What the task requires:
Will you quote all of the entries, word for word?

Start of Data to examine

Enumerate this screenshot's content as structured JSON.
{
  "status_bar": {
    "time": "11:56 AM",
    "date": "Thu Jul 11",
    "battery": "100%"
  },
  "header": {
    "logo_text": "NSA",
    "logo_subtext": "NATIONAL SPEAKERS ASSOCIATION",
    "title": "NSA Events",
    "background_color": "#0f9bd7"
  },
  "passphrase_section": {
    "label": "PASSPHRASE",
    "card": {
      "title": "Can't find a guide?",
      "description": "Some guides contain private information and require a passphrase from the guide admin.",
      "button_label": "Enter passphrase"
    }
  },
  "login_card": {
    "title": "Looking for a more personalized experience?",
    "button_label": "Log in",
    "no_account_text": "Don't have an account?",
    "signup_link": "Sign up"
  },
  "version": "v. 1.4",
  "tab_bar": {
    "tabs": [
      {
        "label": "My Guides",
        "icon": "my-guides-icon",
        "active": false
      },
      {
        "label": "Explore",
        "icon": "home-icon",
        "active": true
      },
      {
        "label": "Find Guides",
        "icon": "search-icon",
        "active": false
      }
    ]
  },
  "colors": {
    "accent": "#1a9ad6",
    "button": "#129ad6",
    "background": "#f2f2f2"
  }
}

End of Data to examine

Solved problem:
Enumerate this screenshot's content as structured JSON.
{
  "status_bar": {
    "time": "11:56 AM",
    "date": "Thu Jul 11",
    "battery": "100%"
  },
  "header": {
    "logo_text": "NSA",
    "logo_subtext": "NATIONAL SPEAKERS ASSOCIATION",
    "title": "NSA Events",
    "background_color": "#0f9bd7"
  },
  "passphrase_section": {
    "label": "PASSPHRASE",
    "card": {
      "title": "Can't find a guide?",
      "description": "Some guides contain private information and require a passphrase from the guide admin.",
      "button_label": "Enter passphrase"
    }
  },
  "login_card": {
    "title": "Looking for a more personalized experience?",
    "button_label": "Log in",
    "no_account_text": "Don't have an account?",
    "signup_link": "Sign up"
  },
  "version": "v. 1.4",
  "tab_bar": {
    "tabs": [
      {
        "label": "My Guides",
        "icon": "my-guides-icon",
        "active": false
      },
      {
        "label": "Explore",
        "icon": "home-icon",
        "active": true
      },
      {
        "label": "Find Guides",
        "icon": "search-icon",
        "active": false
      }
    ]
  },
  "colors": {
    "accent": "#1a9ad6",
    "button": "#129ad6",
    "background": "#f2f2f2"
  }
}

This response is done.